By comparison, much larger Whole Foods Market is trading at 20.8 times trailing, 18.1 times forward earnings and roughly 7.0 times EV/EBITDA, none of which are measures that would be considered cheap. At best, Whole Foods Market is a grocer that is likely trading at fair value if not a modest premium despite its major price decline over the past couple of years.

Sprouts Farmers Market would fall even further into the expensive side. The stock is trading at more than 30 times trailing and 24 times forward earnings with an EV/EBITDA ratio of 12.6, all of this despite the fact that the shares have been more than cut in half over the past two and a half years.

In short, we have not yet arrived at a juncture where attractive value exists in the organic grocery space. The best case could be made for The Fresh Market, and acquirers have already descended to take a run at the company.

On the distributor side, United Natural Foods does offer some potential appeal from a valuation perspective. The stock currently trades at 12.8 times trailing and 11.4 times forward earnings, which is compelling given the fact that these are lowest valuations that the company has seen since the turn of the millennium. And this includes the depths of the financial crisis in 2008 and early 2009. With that said, the company does not pay a dividend and its stock price chart shows absolutely no signs of a bottoming pattern. In short, this is a stock that appears likely to be headed further to the downside before it finally finds its footing. As a result, it could end up getting even cheaper than it already is now before it is all said and done.

For WhiteWave Foods, it only recently came public in October 2012 following its departure from Dean Foods (NYSE:DF). Despite its recent price decline, the stock still trades at more than 42 times trailing, 23 times forward earnings and 18.6 times EV/EBIDTA. In other words, this is still a company that remains soundly on the growth side of the spectrum.

Hain Celestial is arguably the most interesting of the five remaining names from a valuation perspective. The company now trades at 18.3 times trailing and 15.5 times forward earnings, both of which are not only meaningful discounts to the company's historical average but also to the relative valuations across the broader food industry. And this is a company that is trading at a measurable discount to its peers despite the fact that it still has some of the fastest growth rates in the food business. But despite these advantages, the company does not pay a dividend and its stock price, much like UNFI, is showing no signs of bottoming at the present time. With that said, the potential for at least an attempted acquisition of Hain Celestial by one of the major packaged food companies should not be completely ruled out going forward, particularly given how low the company's valuations have fallen to date in the current correction.

Bottom Line

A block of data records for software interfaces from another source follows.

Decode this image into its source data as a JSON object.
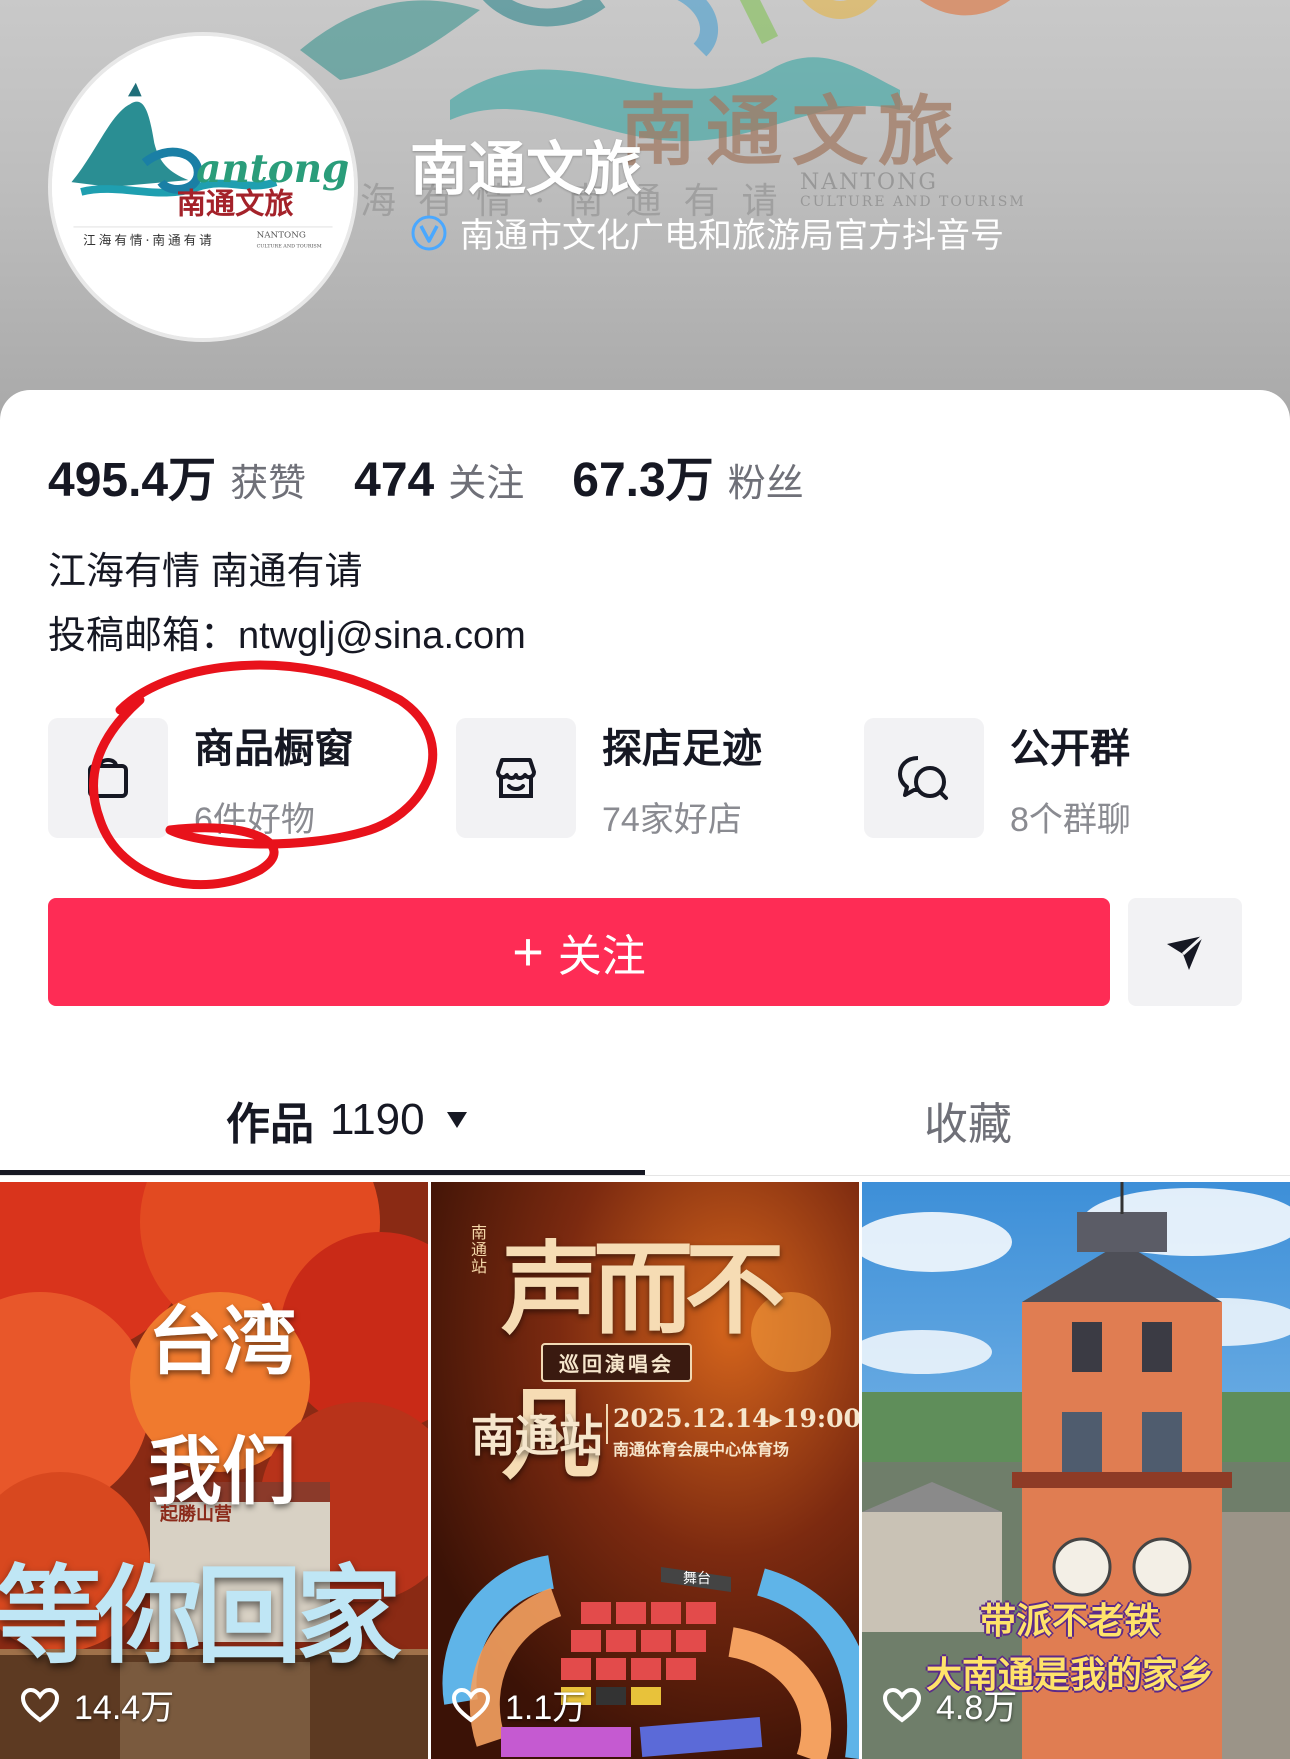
{
  "banner": {
    "watermark_cn": "南通文旅",
    "watermark_sub": "海有情·南通有请",
    "watermark_en_line1": "NANTONG",
    "watermark_en_line2": "CULTURE AND TOURISM"
  },
  "avatar": {
    "logo_text": "antong",
    "logo_cn": "南通文旅",
    "slogan": "江海有情·南通有请",
    "en_line1": "NANTONG",
    "en_line2": "CULTURE AND TOURISM"
  },
  "profile": {
    "name": "南通文旅",
    "verification": "南通市文化广电和旅游局官方抖音号"
  },
  "stats": [
    {
      "value": "495.4万",
      "label": "获赞"
    },
    {
      "value": "474",
      "label": "关注"
    },
    {
      "value": "67.3万",
      "label": "粉丝"
    }
  ],
  "bio": {
    "line1": "江海有情 南通有请",
    "line2": "投稿邮箱：ntwglj@sina.com"
  },
  "services": [
    {
      "title": "商品橱窗",
      "subtitle": "6件好物",
      "icon": "shopping-bag-icon"
    },
    {
      "title": "探店足迹",
      "subtitle": "74家好店",
      "icon": "storefront-icon"
    },
    {
      "title": "公开群",
      "subtitle": "8个群聊",
      "icon": "chat-bubbles-icon"
    }
  ],
  "actions": {
    "follow_plus": "+",
    "follow_label": "关注",
    "share_icon": "send-icon"
  },
  "tabs": {
    "works_label": "作品",
    "works_count": "1190",
    "favorites_label": "收藏"
  },
  "videos": [
    {
      "likes": "14.4万",
      "overlay_line1": "台湾",
      "overlay_line2": "我们",
      "overlay_line3": "等你回家",
      "sign_text": "起勝山营"
    },
    {
      "likes": "1.1万",
      "title": "声而不凡",
      "badge": "南通站",
      "subtitle": "巡回演唱会",
      "city": "南通站",
      "datetime": "2025.12.14▸19:00",
      "venue": "南通体育会展中心体育场",
      "stage": "舞台"
    },
    {
      "likes": "4.8万",
      "overlay_line1": "带派不老铁",
      "overlay_line2": "大南通是我的家乡"
    }
  ],
  "colors": {
    "accent": "#fe2c55",
    "verified": "#4aa8ff",
    "annotation": "#e8121b"
  }
}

When investing defensively in your portfolio, it is important to make a distinction among the food companies, for not all are created equal. While traditional packaged food companies typically exhibit much greater price consistency over time, while organic food companies are likely to experience a more cyclical pattern in their operating results and are likely to see wider price swings as a result. Much of the recent price movement have been to the downside, yet other than UNFI and HAIN, these stocks have not arrived at the point where they represent attractive values. But they remain worth monitoring for the potential value and upside once they finally arrive at a bottom.

Disclosure: This article is for information purposes only. There are risks involved with investing including loss of principal. Gerring Capital Partners makes no explicit or implicit guarantee with respect to performance or the outcome of any investment or projections made. There is no guarantee that the goals of the strategies discussed by Gerring Capital Partners will be met.

Disclosure: I am/we are long GIS,WMT.

I wrote this article myself, and it expresses my own opinions. I am not receiving compensation for it (other than from Seeking Alpha). I have no business relationship with any company whose stock is mentioned in this article.